**What you need to do:**
Print the whole listing below exactly as given, pictures excluded.

**Dataset extract:**
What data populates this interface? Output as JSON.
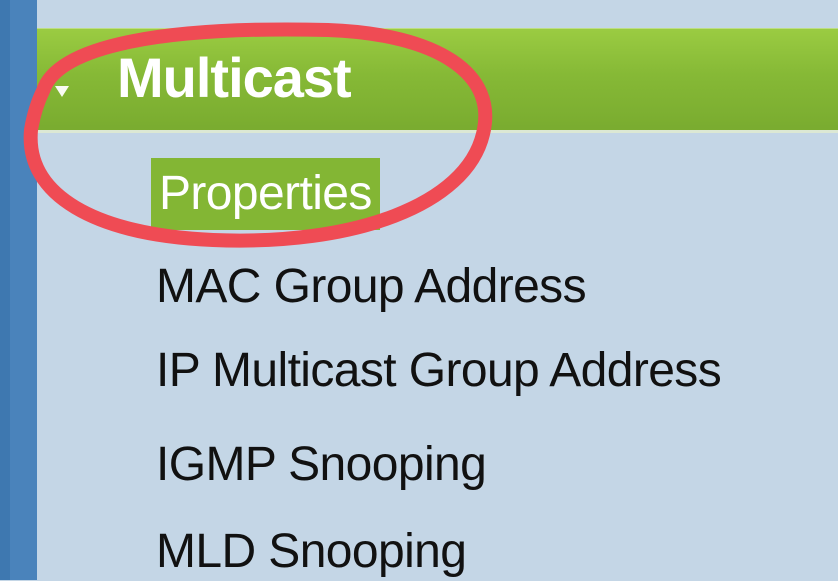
{
  "sidebar": {
    "section": {
      "title": "Multicast",
      "expand_icon": "triangle-down-icon"
    },
    "items": [
      {
        "label": "Properties",
        "selected": true
      },
      {
        "label": "MAC Group Address",
        "selected": false
      },
      {
        "label": "IP Multicast Group Address",
        "selected": false
      },
      {
        "label": "IGMP Snooping",
        "selected": false
      },
      {
        "label": "MLD Snooping",
        "selected": false
      }
    ]
  },
  "colors": {
    "panel_background": "#c4d6e6",
    "left_strip": "#3e78b0",
    "header_green": "#86b936",
    "selected_background": "#83b634",
    "annotation_red": "#ef4b54"
  }
}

**Solution:**
What data populates this interface? Output as JSON.
{
  "sidebar": {
    "section": {
      "title": "Multicast",
      "expand_icon": "triangle-down-icon"
    },
    "items": [
      {
        "label": "Properties",
        "selected": true
      },
      {
        "label": "MAC Group Address",
        "selected": false
      },
      {
        "label": "IP Multicast Group Address",
        "selected": false
      },
      {
        "label": "IGMP Snooping",
        "selected": false
      },
      {
        "label": "MLD Snooping",
        "selected": false
      }
    ]
  },
  "colors": {
    "panel_background": "#c4d6e6",
    "left_strip": "#3e78b0",
    "header_green": "#86b936",
    "selected_background": "#83b634",
    "annotation_red": "#ef4b54"
  }
}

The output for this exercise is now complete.